(Items listed in a dataset)
===============

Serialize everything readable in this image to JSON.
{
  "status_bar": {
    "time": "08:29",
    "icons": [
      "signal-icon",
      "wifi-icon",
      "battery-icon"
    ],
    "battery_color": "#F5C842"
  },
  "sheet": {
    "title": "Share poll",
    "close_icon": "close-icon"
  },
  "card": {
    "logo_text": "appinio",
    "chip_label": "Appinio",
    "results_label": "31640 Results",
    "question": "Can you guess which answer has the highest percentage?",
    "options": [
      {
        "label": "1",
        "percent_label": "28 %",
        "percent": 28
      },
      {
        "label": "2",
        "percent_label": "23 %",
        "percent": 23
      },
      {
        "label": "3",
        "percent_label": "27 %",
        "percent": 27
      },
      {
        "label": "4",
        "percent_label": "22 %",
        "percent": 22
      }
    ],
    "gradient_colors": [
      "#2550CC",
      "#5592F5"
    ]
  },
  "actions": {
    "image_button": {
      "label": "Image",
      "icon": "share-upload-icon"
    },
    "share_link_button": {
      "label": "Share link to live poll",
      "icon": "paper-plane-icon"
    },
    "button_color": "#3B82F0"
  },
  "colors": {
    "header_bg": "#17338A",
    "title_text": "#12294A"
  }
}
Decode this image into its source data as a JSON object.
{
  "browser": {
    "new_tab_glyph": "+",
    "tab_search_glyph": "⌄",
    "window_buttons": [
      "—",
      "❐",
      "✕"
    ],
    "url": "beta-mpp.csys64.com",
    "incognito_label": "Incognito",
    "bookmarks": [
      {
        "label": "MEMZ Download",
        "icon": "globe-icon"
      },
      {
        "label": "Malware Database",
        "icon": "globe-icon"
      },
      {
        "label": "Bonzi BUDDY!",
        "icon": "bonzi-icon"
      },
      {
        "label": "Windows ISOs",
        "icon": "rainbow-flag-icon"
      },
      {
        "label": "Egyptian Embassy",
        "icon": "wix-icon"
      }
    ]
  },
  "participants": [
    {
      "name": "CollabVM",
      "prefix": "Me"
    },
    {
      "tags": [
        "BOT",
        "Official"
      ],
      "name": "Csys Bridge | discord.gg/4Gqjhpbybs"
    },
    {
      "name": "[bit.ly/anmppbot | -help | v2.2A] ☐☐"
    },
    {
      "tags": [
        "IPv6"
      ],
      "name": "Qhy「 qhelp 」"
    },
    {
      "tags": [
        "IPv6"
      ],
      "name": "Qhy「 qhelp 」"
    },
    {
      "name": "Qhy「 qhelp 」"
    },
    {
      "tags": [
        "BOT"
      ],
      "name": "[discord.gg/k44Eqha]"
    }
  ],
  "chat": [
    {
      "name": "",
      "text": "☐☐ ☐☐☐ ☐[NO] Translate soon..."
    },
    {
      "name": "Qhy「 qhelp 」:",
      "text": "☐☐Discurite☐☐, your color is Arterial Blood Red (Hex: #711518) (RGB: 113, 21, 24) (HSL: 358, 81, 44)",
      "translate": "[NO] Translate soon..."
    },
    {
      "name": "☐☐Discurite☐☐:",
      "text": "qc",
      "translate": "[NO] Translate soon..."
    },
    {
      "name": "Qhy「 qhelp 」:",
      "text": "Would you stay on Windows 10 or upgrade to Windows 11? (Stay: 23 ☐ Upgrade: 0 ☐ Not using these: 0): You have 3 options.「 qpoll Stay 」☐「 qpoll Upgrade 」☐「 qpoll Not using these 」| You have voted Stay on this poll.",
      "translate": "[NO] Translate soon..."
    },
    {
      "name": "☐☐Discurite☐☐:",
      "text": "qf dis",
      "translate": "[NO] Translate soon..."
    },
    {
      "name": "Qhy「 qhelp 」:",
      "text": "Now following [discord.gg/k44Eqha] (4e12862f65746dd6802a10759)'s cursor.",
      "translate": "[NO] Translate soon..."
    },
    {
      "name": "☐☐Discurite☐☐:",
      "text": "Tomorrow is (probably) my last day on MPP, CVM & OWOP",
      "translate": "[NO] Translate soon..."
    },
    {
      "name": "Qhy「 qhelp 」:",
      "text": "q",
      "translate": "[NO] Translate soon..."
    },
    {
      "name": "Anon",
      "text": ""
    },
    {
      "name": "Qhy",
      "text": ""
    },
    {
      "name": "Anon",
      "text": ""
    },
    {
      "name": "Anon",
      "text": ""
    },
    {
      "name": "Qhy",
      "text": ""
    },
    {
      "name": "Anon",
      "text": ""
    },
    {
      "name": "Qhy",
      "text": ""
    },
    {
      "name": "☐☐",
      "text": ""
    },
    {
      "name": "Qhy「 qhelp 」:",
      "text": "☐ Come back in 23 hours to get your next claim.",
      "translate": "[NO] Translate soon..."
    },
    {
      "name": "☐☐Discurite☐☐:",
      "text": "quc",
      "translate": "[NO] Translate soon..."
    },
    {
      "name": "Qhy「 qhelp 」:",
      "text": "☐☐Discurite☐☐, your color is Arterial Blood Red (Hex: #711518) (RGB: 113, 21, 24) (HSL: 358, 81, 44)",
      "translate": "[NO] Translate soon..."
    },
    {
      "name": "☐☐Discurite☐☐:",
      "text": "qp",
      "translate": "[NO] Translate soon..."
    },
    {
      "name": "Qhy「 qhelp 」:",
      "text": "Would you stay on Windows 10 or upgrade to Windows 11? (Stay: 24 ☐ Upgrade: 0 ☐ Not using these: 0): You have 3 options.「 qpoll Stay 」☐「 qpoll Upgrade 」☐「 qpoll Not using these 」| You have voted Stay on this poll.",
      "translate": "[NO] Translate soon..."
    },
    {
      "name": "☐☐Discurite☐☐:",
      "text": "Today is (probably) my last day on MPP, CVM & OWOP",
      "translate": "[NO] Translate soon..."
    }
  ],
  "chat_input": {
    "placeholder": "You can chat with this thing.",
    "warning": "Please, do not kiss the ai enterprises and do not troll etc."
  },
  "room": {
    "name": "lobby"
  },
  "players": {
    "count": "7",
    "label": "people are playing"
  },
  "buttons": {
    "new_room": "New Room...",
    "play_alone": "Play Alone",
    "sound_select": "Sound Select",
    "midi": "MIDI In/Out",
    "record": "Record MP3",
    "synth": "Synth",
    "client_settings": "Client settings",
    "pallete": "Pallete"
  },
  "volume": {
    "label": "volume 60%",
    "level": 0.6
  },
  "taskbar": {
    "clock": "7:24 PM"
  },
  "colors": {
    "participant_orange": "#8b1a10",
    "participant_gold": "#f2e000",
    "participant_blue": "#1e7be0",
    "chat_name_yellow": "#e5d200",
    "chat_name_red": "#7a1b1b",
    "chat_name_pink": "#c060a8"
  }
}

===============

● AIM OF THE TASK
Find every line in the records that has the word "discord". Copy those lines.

● RESPONSE TO THIS EXERCISE
      "name": "Csys Bridge | discord.gg/4Gqjhpbybs"
      "name": "[discord.gg/k44Eqha]"
      "text": "Now following [discord.gg/k44Eqha] (4e12862f65746dd6802a10759)'s cursor.",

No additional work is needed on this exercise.